A Base Layer: Choose a thin, wicking, thermal top and pants, made from synthetic materials like polypropylene. Wool is also a good option as it naturally regulates heat, wicks sweat and has antimicrobial properties. Wool also retains 80% of its heating properties when wet. Avoid cotton, it doesn't have the wicking properties you'll need on the slopes and loses it's heating properties when wet. Wear only one pair of socks to keep your feet from sweating too much. Your socks should be thin but warm. If you're renting boots, choose slightly thicker socks for comfort. Make sure they have padding to protect your shins when they press against your ski boots.

A Middle Layer: Fleece is a great choice. It’s available in different weights and is great for wicking and insulation. Cotton won't wick moisture or insulate as well. Choose fabric that's a cross between form-fitting and bulky. Wear a sweater or jacket with a half- or full-zip with standup collar. This will keep you warmer. Look for underarm zippers known as “pit vents” to allow sweat to escape properly.

An Outer Layer: A Jacket something roomy enough to comfortably accommodate your layers but not too loose or bulky. Make sure it's a waterproof and properly insulated ski jacket - not a hoodie or a sweatshirt. Ski jackets use special fabrics, insulation and features to keep you warm. These include waterproof-breathable fabrics, heat-retaining insulation, and a powder skirt or closeable cuffs and hem. Pants, actual ski pants made for the slopes. They have an inner powder cuff that you slide over your boots to prevent snow from getting in. Your pants should fit well and allow you to move comfortably.

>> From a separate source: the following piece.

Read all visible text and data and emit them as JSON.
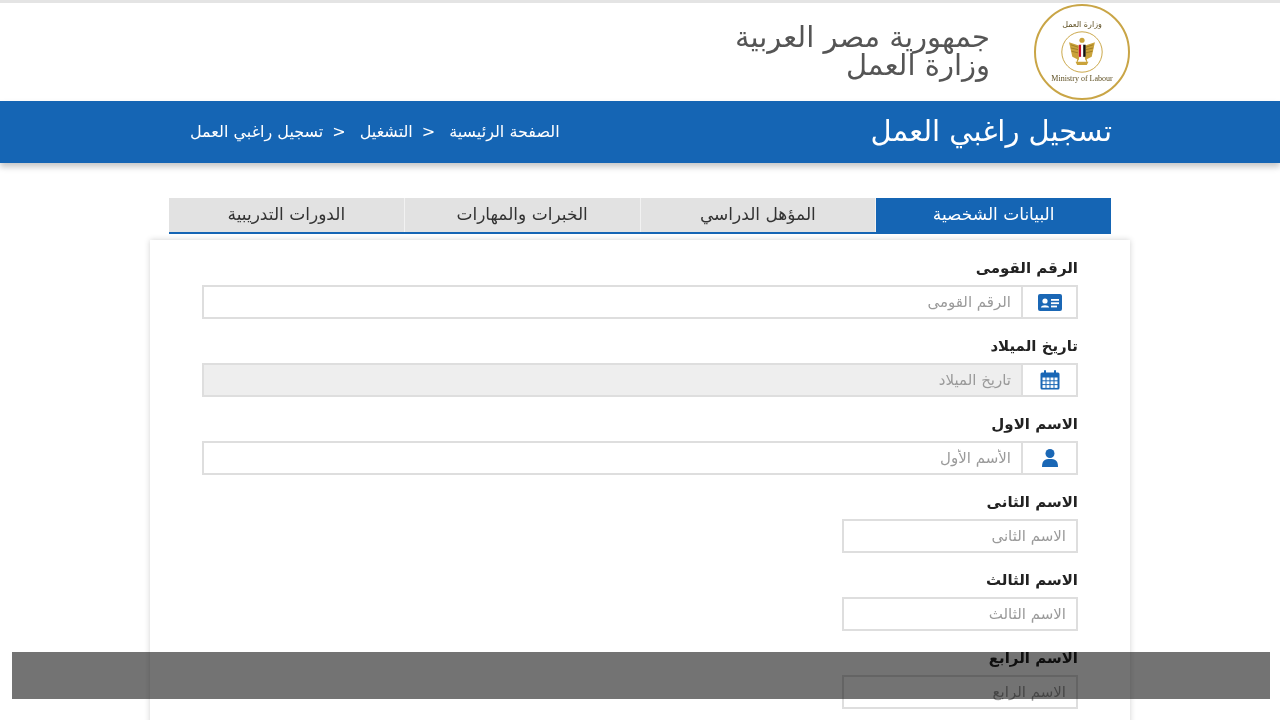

Ski Gloves. Make sure that they're designed for skiing. Regular gloves won't give you the protection you need. Ski gloves are thicker and have a rubber lining on the outside for easy grip. If you plan on skiing in a very cold climate and/or harsh terrain, buy gloves with wrist protection and a built-in inner glove.

Wear Goggles. Spend the extra money on high-quality goggles. They'll protect you from snow blindness and help you to navigate cloudy conditions with few shadows. They'll also protect you from flying debris that can get caught in your eyes.

A Neck Gaiter is a felt tube that you slip on your neck. Pull it over your mouth on especially cold days. Always keep the bottom of the gaiter under the collar of your ski jacket.

Rent A Helmet: We have rental helmets here at Mount Kato. A hat will keep your head warm, but a helmet will protect you from head injuries. Make this a rule for any condition you could be skiing in. If you decide to purchase a helmet, they come in basic low-tech varieties or high-tech forms with headphones if you want to listen to music as you ski. 

Sun Screen: No matter what the conditions are on the slopes, this is a must. You can get a sunburn even if it's cold and overcast. Opt for SPF 15-30, depending on how fair your skin is.

Mount Kato’s Tech & Accessory Shop: Many of the above mentioned items are available right here. Call ahead to ensure we have what you want in the size you need. (507)625-3363 Ask for The Tech Shop.

 

Once You Arrive At Mount Kato

Purchasing Lift Tickets & Snow Tubing Passes

Lift Tickets, Equipment Rental Forms & Snow Tubing Passes are all available at the ticket windows on east side of the Customer Services Building.

 

Renting Equipment

After getting your rental form at the ticket windows you can make your way to the rental shop where our friendly staff will help you get fitted with the proper equipment for your age size & ability. The Rental shop is located just east of the Chalet, two buildings down from The Customer Services office. Enter the rental at the first door on the southwest corner of the rental building (the side facing the hill). There are counters available to fill out your rental forms. There is also a scale and ruler available to help those that don’t know their height or weight. The rental staff will help fit your helmets and boots as well as adjust your skies and snowboards

 

 

Taking Lessons: Mount Kato’s Learning Center

Mount Kato's Learning Center

Types Of Lessons